[What is being asked]
Check every line of the entries for the string "destinations" and return the ones that contain it.

|---|

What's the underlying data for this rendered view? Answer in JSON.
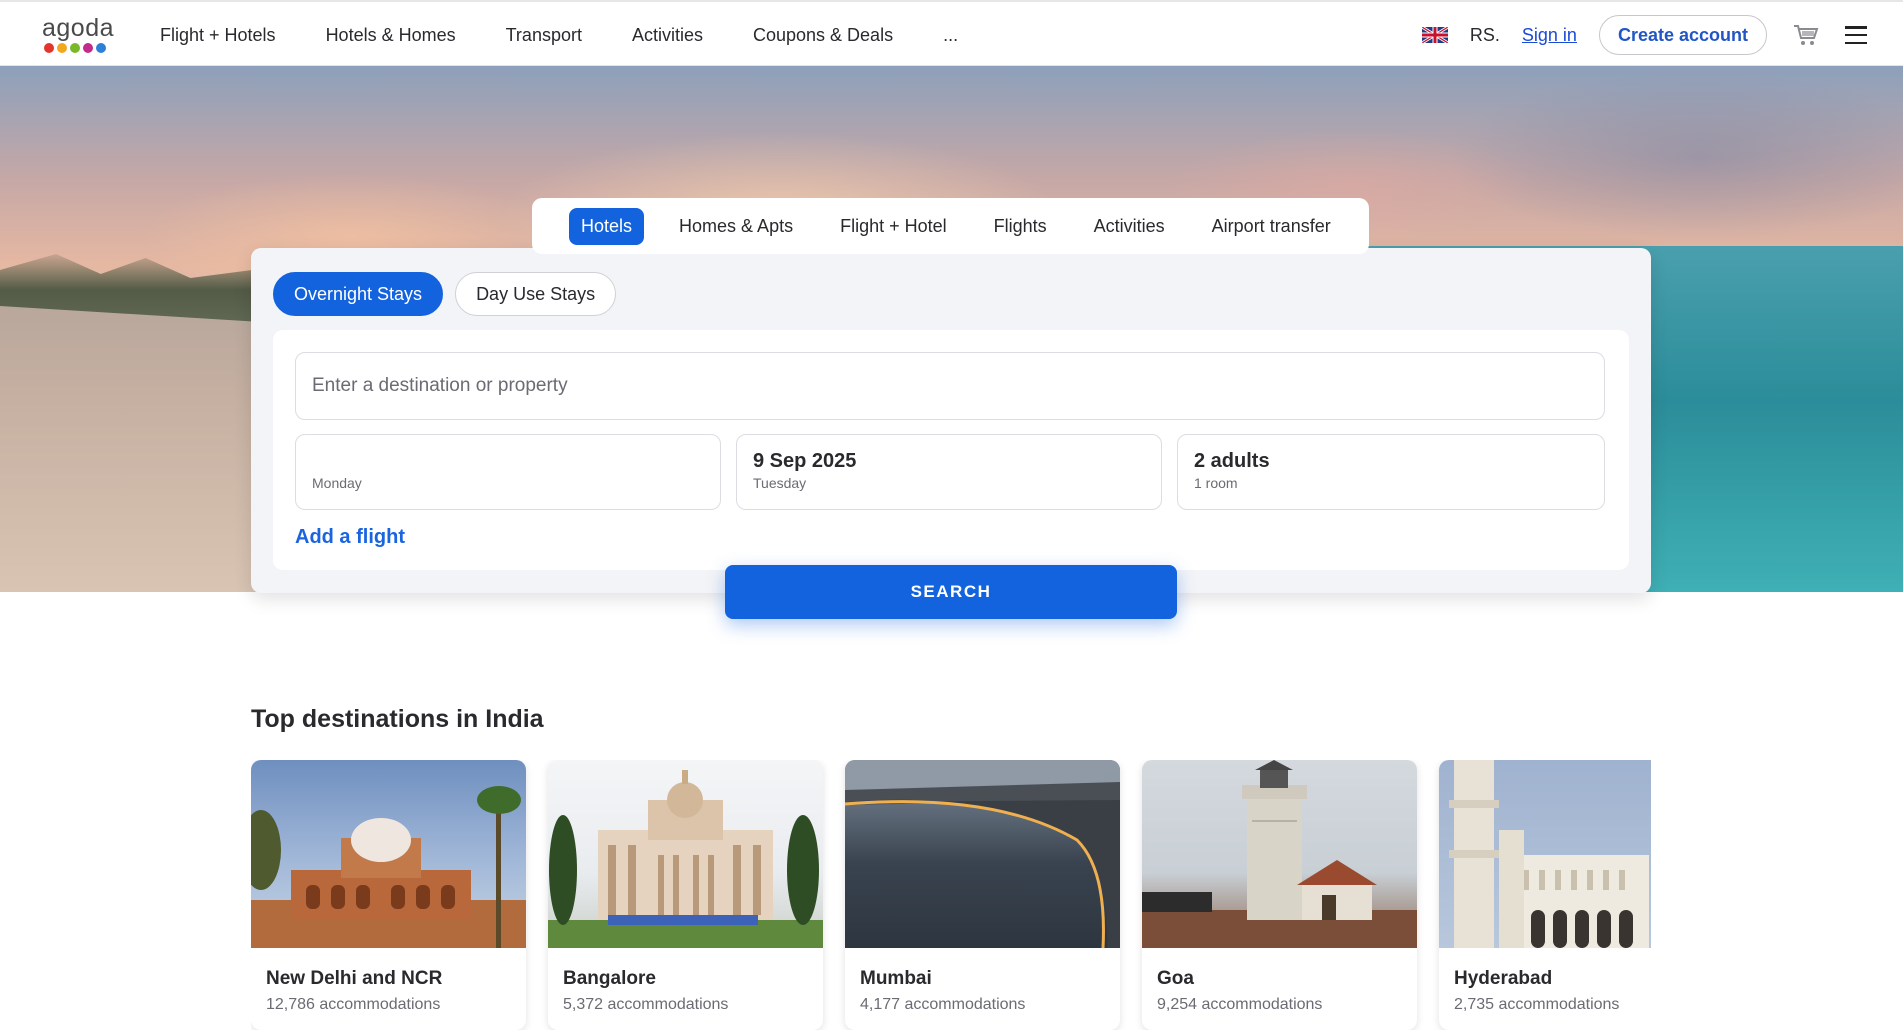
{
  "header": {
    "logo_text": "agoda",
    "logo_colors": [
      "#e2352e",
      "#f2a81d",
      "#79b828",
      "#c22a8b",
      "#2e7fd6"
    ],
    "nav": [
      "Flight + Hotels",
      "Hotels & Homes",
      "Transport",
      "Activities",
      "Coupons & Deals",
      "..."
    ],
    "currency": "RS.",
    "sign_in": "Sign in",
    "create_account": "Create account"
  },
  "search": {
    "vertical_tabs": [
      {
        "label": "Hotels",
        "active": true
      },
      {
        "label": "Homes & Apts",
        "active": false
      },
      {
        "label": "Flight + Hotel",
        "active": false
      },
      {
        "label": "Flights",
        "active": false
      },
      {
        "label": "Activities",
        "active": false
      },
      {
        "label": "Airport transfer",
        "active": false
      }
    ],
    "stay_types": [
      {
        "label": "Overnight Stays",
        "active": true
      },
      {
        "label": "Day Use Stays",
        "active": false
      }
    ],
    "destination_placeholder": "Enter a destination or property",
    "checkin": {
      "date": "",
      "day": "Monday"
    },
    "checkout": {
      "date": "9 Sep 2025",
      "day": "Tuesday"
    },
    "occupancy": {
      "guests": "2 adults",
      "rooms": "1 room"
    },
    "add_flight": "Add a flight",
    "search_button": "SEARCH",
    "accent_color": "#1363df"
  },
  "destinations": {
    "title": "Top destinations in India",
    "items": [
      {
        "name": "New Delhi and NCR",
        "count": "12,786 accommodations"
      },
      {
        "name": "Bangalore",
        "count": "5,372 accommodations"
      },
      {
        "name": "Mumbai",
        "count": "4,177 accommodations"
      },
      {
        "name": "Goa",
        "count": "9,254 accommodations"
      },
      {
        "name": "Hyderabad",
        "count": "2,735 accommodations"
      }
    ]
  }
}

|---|

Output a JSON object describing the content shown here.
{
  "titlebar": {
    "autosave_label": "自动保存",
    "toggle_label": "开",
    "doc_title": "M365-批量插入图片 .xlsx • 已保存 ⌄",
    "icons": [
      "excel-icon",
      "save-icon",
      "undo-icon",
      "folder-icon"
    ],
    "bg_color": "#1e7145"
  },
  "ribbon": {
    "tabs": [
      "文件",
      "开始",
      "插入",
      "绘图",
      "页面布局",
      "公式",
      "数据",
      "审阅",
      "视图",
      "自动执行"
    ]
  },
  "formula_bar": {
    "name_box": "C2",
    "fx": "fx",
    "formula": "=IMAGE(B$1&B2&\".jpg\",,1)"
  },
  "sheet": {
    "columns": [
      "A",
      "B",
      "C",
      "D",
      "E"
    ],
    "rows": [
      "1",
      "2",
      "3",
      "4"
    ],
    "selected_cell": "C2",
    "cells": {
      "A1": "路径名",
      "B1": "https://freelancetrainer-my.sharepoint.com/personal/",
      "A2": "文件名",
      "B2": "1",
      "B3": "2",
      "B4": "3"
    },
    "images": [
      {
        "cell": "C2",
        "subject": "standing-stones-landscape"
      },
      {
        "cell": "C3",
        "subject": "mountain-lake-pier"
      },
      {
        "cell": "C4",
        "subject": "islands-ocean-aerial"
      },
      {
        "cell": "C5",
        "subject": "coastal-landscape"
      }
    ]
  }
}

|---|

[Answer space]
  "destinations": {
    "title": "Top destinations in India",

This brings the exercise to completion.